(Entries from a dataset of interfaces)

>>

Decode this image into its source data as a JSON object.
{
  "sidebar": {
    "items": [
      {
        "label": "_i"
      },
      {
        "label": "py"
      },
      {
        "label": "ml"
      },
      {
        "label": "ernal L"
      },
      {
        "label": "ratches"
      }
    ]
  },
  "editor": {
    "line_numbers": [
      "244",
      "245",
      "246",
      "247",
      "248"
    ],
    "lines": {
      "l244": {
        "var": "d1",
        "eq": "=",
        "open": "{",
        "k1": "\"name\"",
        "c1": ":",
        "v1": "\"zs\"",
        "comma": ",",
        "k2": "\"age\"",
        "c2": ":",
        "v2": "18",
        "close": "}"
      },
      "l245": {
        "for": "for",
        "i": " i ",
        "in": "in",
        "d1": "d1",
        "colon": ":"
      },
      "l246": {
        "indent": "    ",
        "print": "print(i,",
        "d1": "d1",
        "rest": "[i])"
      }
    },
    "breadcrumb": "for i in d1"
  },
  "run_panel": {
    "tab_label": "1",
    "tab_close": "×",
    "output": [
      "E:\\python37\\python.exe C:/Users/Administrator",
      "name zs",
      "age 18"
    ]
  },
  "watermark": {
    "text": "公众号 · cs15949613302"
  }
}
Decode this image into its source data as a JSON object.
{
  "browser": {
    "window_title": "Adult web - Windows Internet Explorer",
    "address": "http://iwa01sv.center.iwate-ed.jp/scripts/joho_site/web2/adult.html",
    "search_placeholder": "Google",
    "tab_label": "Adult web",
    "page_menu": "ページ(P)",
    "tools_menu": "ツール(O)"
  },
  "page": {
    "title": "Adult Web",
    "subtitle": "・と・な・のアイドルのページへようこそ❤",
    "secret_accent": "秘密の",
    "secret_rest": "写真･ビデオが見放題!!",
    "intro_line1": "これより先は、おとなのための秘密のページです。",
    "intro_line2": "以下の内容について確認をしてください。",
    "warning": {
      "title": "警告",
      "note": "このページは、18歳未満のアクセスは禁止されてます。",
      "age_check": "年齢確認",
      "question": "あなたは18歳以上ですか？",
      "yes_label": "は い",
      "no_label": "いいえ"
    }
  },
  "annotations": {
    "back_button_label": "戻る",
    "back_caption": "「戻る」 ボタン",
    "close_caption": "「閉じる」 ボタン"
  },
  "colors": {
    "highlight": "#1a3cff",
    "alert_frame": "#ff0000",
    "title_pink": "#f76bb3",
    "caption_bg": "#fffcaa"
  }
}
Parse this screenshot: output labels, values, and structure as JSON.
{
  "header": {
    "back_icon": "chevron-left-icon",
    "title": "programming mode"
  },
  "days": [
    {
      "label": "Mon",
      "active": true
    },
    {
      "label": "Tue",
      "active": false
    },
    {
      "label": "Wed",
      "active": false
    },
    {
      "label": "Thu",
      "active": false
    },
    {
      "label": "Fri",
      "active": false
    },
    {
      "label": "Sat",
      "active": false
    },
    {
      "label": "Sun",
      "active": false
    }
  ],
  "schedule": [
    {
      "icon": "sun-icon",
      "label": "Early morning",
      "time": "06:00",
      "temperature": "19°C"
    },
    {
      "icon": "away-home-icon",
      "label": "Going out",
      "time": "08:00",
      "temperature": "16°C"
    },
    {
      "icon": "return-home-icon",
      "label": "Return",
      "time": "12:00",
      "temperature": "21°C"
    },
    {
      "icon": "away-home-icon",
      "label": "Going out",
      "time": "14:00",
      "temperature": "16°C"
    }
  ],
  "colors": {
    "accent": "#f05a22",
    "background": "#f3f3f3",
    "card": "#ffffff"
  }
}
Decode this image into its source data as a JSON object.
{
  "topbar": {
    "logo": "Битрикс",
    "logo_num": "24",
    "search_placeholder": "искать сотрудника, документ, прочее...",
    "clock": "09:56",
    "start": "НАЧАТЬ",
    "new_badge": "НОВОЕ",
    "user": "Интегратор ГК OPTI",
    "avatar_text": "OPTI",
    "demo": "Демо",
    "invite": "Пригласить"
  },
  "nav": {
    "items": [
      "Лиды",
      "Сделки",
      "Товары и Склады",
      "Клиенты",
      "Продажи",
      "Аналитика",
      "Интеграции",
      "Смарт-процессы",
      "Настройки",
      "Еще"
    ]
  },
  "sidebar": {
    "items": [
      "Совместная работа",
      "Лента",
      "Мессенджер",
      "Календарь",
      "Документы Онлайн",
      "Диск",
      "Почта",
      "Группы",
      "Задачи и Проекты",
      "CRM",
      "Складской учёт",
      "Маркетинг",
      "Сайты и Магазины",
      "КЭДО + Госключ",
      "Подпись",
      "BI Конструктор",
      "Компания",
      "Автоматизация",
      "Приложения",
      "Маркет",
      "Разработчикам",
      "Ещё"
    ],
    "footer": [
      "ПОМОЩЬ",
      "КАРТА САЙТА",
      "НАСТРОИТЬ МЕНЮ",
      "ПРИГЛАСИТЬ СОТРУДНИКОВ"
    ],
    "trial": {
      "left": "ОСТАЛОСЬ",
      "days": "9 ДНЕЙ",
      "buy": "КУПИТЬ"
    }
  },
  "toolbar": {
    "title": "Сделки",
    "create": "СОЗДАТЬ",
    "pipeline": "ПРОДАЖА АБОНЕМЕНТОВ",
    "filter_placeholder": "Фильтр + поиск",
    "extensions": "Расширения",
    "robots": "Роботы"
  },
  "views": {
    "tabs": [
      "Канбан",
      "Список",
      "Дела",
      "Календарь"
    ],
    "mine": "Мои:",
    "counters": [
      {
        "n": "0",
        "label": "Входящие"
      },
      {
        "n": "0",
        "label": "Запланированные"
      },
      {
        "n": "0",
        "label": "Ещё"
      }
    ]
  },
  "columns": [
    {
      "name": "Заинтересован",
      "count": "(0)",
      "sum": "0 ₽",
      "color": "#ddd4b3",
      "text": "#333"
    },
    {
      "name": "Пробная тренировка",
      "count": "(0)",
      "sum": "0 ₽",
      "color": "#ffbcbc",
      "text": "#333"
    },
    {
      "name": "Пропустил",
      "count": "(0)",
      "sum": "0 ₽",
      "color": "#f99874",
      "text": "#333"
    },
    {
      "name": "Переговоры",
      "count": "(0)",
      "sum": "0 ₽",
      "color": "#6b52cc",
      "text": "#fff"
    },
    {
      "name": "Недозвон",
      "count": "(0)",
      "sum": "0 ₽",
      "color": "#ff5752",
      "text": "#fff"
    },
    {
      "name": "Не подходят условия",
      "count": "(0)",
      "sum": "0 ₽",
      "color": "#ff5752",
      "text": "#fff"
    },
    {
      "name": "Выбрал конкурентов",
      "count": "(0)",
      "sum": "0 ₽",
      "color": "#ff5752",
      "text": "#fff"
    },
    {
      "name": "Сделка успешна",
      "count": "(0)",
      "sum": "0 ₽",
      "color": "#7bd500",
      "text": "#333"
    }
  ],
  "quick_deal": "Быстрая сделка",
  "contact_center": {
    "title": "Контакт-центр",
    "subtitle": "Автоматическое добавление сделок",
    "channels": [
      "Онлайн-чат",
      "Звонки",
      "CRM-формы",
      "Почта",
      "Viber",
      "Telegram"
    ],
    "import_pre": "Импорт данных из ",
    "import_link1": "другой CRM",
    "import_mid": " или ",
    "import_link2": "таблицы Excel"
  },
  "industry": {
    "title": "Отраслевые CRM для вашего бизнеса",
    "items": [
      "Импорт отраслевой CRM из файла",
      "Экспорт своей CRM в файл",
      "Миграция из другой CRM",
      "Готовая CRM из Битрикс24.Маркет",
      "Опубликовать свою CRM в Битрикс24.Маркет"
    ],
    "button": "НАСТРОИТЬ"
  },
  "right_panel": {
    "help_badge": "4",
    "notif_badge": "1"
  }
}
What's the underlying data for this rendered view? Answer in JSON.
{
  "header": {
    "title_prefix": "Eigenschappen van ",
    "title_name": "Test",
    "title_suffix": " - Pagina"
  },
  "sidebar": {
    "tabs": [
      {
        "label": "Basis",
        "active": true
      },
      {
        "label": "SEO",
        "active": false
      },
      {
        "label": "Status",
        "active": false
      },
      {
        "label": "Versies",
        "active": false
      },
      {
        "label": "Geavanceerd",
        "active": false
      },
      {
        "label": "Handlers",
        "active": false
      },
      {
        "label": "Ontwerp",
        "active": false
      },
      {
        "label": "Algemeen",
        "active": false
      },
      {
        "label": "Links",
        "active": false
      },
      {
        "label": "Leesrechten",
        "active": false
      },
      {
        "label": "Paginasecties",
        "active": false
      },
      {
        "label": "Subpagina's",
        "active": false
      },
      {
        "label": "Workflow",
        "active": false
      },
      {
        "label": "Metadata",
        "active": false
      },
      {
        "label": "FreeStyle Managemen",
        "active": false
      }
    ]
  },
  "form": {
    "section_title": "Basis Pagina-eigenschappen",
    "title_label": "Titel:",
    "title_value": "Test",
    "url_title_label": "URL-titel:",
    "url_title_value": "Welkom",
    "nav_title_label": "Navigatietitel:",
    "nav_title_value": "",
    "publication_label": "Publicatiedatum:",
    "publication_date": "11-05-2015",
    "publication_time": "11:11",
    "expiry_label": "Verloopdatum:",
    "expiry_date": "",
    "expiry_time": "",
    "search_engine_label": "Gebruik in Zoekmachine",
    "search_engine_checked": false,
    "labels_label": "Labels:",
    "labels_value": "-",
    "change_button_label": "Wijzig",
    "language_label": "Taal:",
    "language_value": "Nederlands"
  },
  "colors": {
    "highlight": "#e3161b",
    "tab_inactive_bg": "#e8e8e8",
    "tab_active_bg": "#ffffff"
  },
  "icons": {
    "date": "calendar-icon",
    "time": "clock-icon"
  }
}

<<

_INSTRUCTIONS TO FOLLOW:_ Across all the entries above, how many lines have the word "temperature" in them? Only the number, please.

_REPLY:_ 4